- _PROBLEM DESCRIPTION_: Wherever a line in the data below holds "value", copy that line.

- _TASK INPUTS_:

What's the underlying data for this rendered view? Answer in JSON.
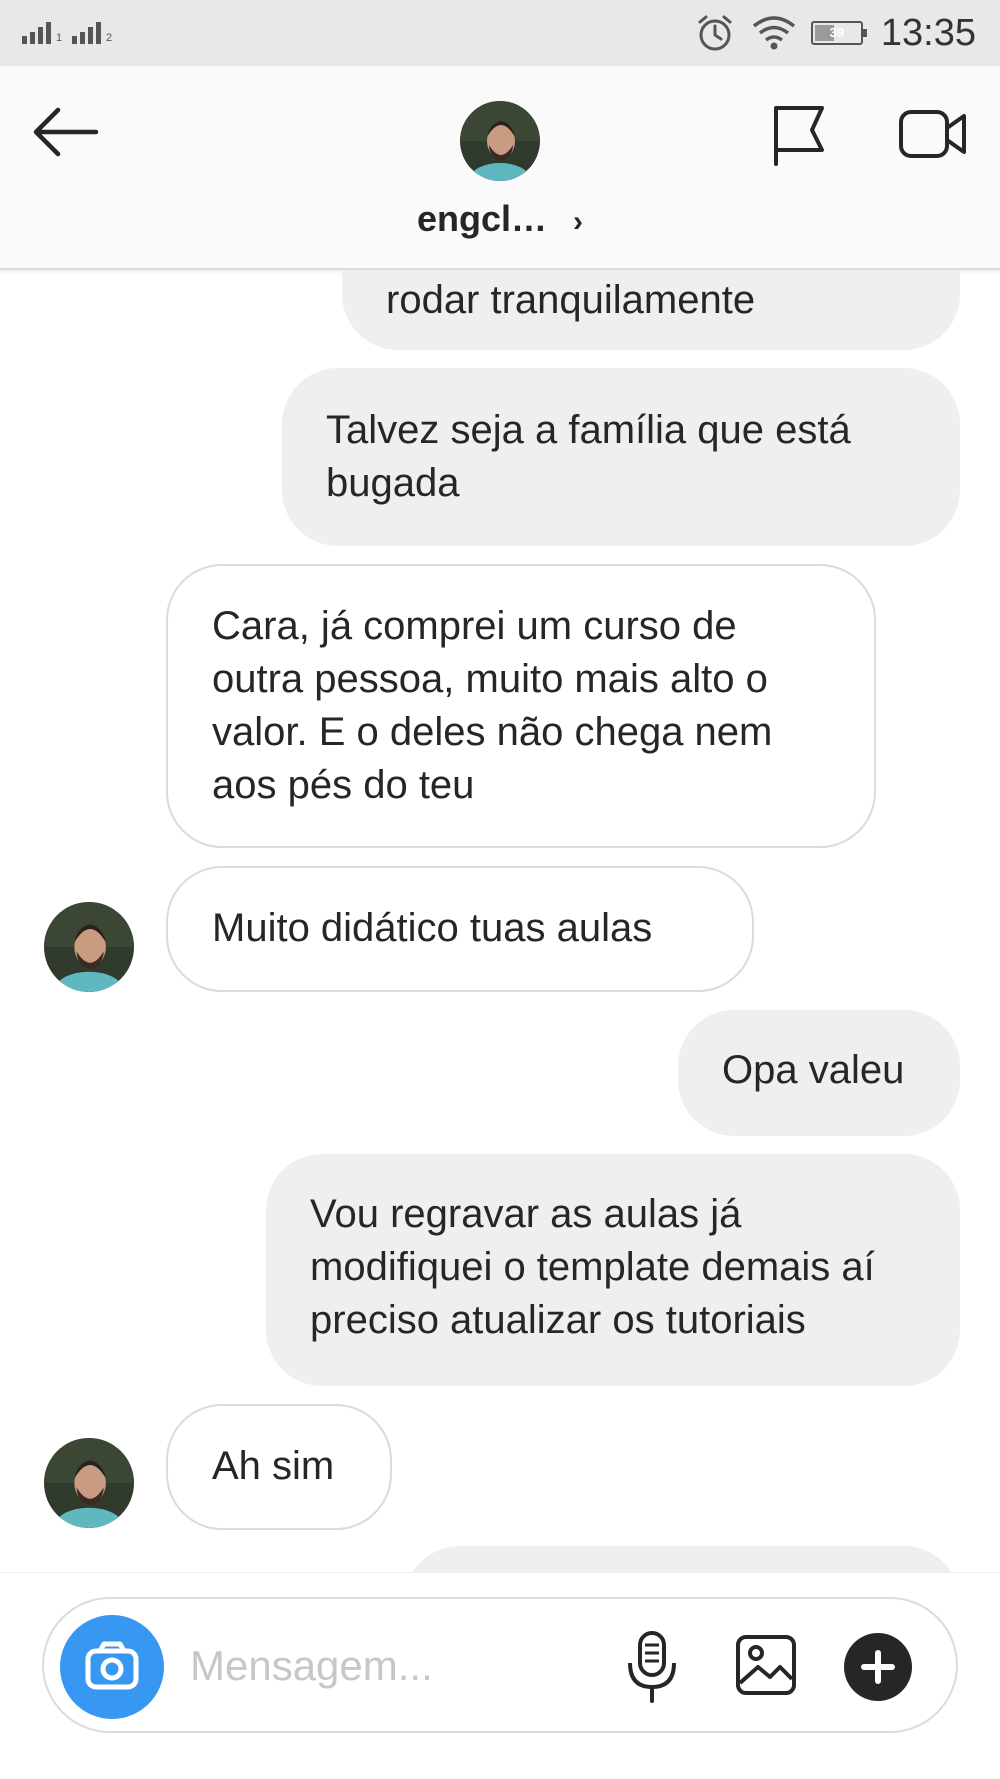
{
  "status_bar": {
    "sim1_label": "1",
    "sim2_label": "2",
    "battery_level": "39",
    "time": "13:35",
    "icons": [
      "signal-icon",
      "alarm-icon",
      "wifi-icon",
      "battery-icon"
    ]
  },
  "header": {
    "username": "engcl…",
    "icons": [
      "back-arrow-icon",
      "avatar",
      "chevron-right-icon",
      "flag-icon",
      "video-call-icon"
    ]
  },
  "messages": [
    {
      "direction": "out",
      "text": "rodar tranquilamente"
    },
    {
      "direction": "out",
      "text": "Talvez seja a família que está bugada"
    },
    {
      "direction": "in",
      "text": "Cara, já comprei um curso de outra pessoa, muito mais alto o valor. E o deles não chega nem aos pés do teu"
    },
    {
      "direction": "in",
      "text": "Muito didático tuas aulas"
    },
    {
      "direction": "out",
      "text": "Opa valeu"
    },
    {
      "direction": "out",
      "text": "Vou regravar as aulas já modifiquei o template demais aí preciso atualizar os tutoriais"
    },
    {
      "direction": "in",
      "text": "Ah sim"
    }
  ],
  "composer": {
    "placeholder": "Mensagem...",
    "icons": [
      "camera-icon",
      "microphone-icon",
      "image-icon",
      "plus-icon"
    ]
  },
  "colors": {
    "accent": "#3897f0",
    "bubble_out": "#efefef",
    "bubble_in_border": "#dbdbdb",
    "text": "#262626"
  }
}
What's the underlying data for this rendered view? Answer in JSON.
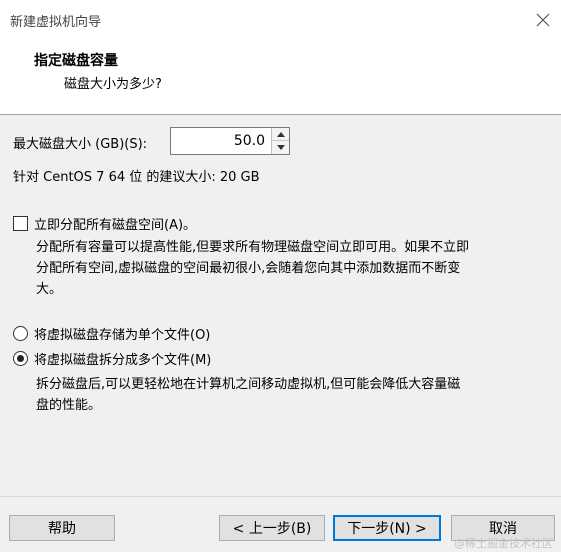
{
  "window": {
    "title": "新建虚拟机向导"
  },
  "header": {
    "title": "指定磁盘容量",
    "subtitle": "磁盘大小为多少?"
  },
  "disk_size": {
    "label": "最大磁盘大小 (GB)(S):",
    "value": "50.0",
    "recommend_text": "针对 CentOS 7 64 位 的建议大小: 20 GB"
  },
  "allocate": {
    "checkbox_label": "立即分配所有磁盘空间(A)。",
    "checked": false,
    "description_line1": "分配所有容量可以提高性能,但要求所有物理磁盘空间立即可用。如果不立即",
    "description_line2": "分配所有空间,虚拟磁盘的空间最初很小,会随着您向其中添加数据而不断变",
    "description_line3": "大。"
  },
  "storage": {
    "option_single": "将虚拟磁盘存储为单个文件(O)",
    "option_multiple": "将虚拟磁盘拆分成多个文件(M)",
    "selected": "multiple",
    "description_line1": "拆分磁盘后,可以更轻松地在计算机之间移动虚拟机,但可能会降低大容量磁",
    "description_line2": "盘的性能。"
  },
  "footer": {
    "help": "帮助",
    "back": "< 上一步(B)",
    "next": "下一步(N) >",
    "cancel": "取消"
  },
  "watermark": "@稀土掘金技术社区"
}
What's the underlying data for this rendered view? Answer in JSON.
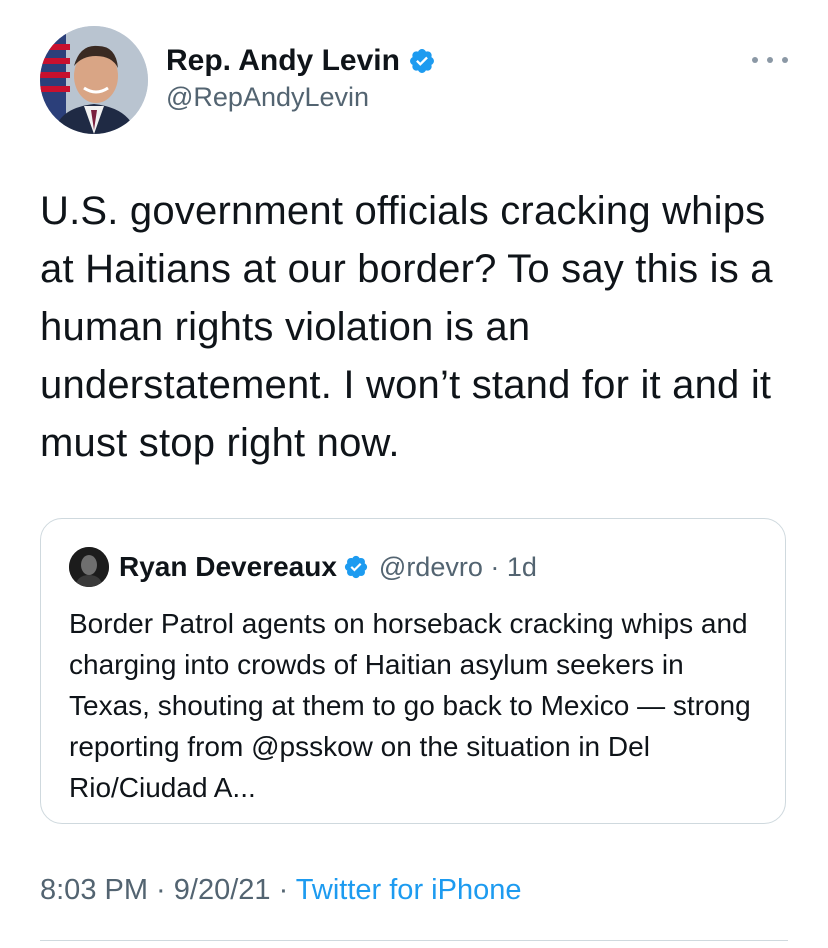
{
  "author": {
    "display_name": "Rep. Andy Levin",
    "handle": "@RepAndyLevin",
    "verified": true,
    "avatar_icon": "profile-photo"
  },
  "menu_icon": "more-options-icon",
  "tweet": {
    "text": "U.S. government officials cracking whips at Haitians at our border? To say this is a human rights violation is an understatement. I won’t stand for it and it must stop right now."
  },
  "quoted_tweet": {
    "display_name": "Ryan Devereaux",
    "handle": "@rdevro",
    "separator": " · ",
    "age": "1d",
    "verified": true,
    "text": "Border Patrol agents on horseback cracking whips and charging into crowds of Haitian asylum seekers in Texas, shouting at them to go back to Mexico — strong reporting from @psskow on the situation in Del Rio/Ciudad A..."
  },
  "footer": {
    "time": "8:03 PM",
    "sep1": " · ",
    "date": "9/20/21",
    "sep2": " · ",
    "source": "Twitter for iPhone"
  },
  "colors": {
    "verified_blue": "#1d9bf0",
    "secondary_text": "#536471",
    "primary_text": "#0f1419",
    "border": "#cfd9de"
  }
}
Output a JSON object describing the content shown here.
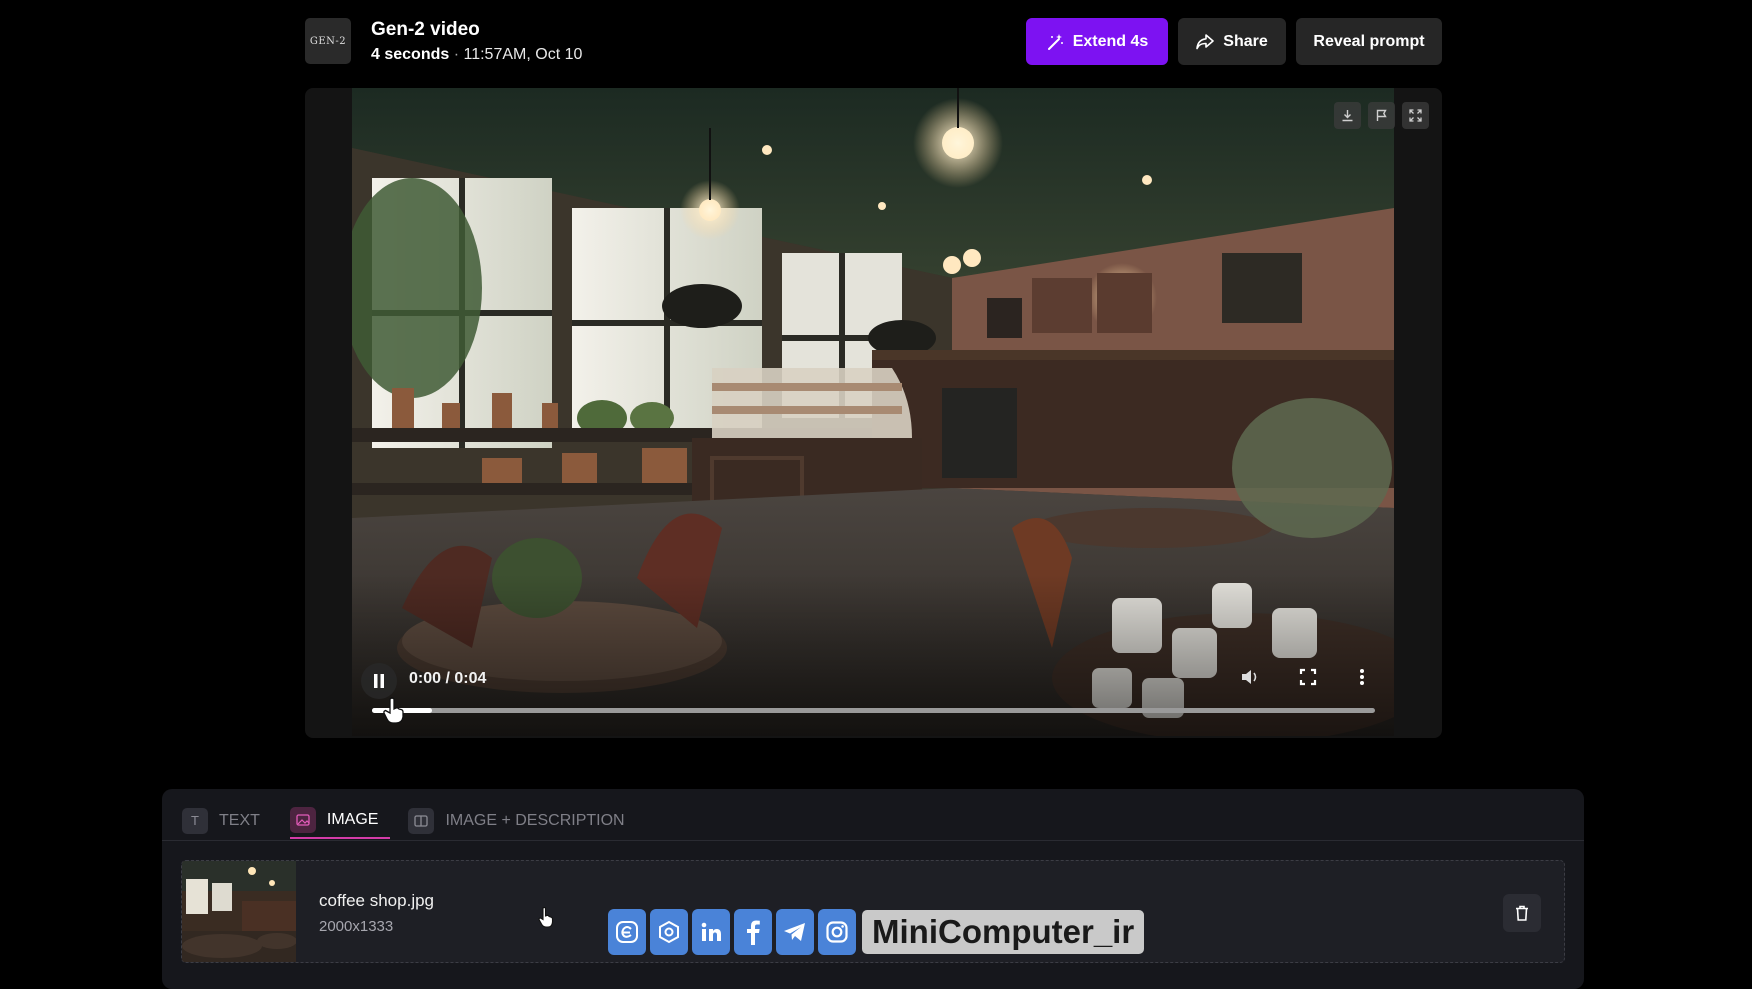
{
  "header": {
    "logo_text": "GEN-2",
    "title": "Gen-2 video",
    "duration": "4 seconds",
    "separator": "·",
    "timestamp": "11:57AM, Oct 10",
    "buttons": {
      "extend": "Extend 4s",
      "share": "Share",
      "reveal": "Reveal prompt"
    },
    "extend_color": "#7d12f2"
  },
  "video": {
    "toolbar_icons": [
      "download-icon",
      "flag-icon",
      "expand-icon"
    ],
    "time_display": "0:00 / 0:04",
    "progress_fraction": 0.06,
    "controls": [
      "pause-icon",
      "volume-icon",
      "fullscreen-icon",
      "more-vertical-icon"
    ]
  },
  "input_panel": {
    "tabs": [
      {
        "label": "TEXT",
        "icon": "text-icon",
        "active": false
      },
      {
        "label": "IMAGE",
        "icon": "image-icon",
        "active": true
      },
      {
        "label": "IMAGE + DESCRIPTION",
        "icon": "image-description-icon",
        "active": false
      }
    ],
    "accent": "#d43ca8",
    "file": {
      "name": "coffee shop.jpg",
      "dimensions": "2000x1333"
    }
  },
  "watermark": {
    "text": "MiniComputer_ir",
    "icons": [
      "eitaa-icon",
      "rubika-icon",
      "linkedin-icon",
      "facebook-icon",
      "telegram-icon",
      "instagram-icon"
    ]
  }
}
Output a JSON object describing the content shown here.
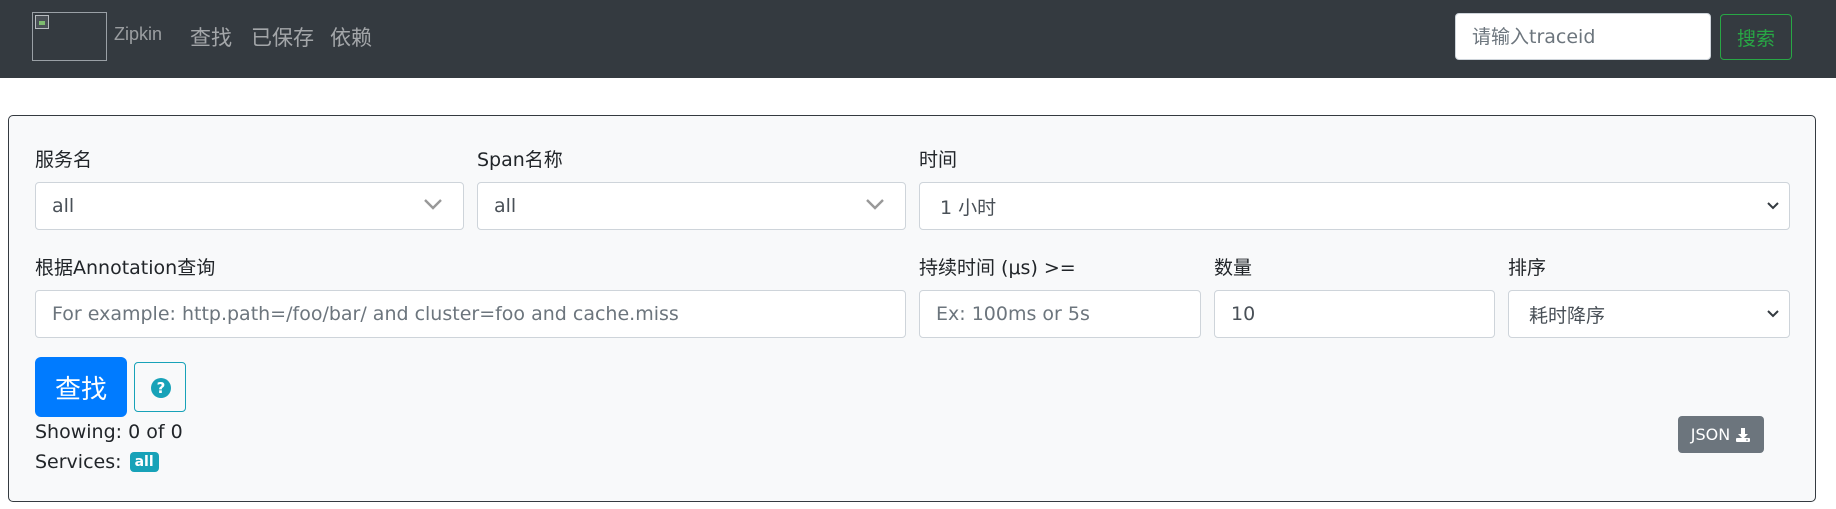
{
  "navbar": {
    "brand": "Zipkin",
    "links": [
      "查找",
      "已保存",
      "依赖"
    ],
    "trace_input_placeholder": "请输入traceid",
    "search_button": "搜索"
  },
  "search": {
    "service": {
      "label": "服务名",
      "value": "all"
    },
    "span": {
      "label": "Span名称",
      "value": "all"
    },
    "time": {
      "label": "时间",
      "value": "1 小时"
    },
    "annotation": {
      "label": "根据Annotation查询",
      "placeholder": "For example: http.path=/foo/bar/ and cluster=foo and cache.miss"
    },
    "duration": {
      "label": "持续时间 (μs) >=",
      "placeholder": "Ex: 100ms or 5s"
    },
    "limit": {
      "label": "数量",
      "value": "10"
    },
    "sort": {
      "label": "排序",
      "value": "耗时降序"
    },
    "find_button": "查找",
    "help_icon": "question-circle-icon"
  },
  "results": {
    "showing": "Showing: 0 of 0",
    "services_label": "Services:",
    "services_badge": "all",
    "json_button": "JSON"
  },
  "colors": {
    "navbar_bg": "#343a40",
    "primary": "#007bff",
    "success": "#28a745",
    "info": "#17a2b8",
    "secondary": "#6c757d",
    "card_bg": "#f8f9fa"
  }
}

- _OUTPUT OF THE EXERCISE_:
    "value": "50.0",
      "value": "all"
      "value": "all"
      "value": "1 小时"
      "value": "10"
      "value": "耗时降序"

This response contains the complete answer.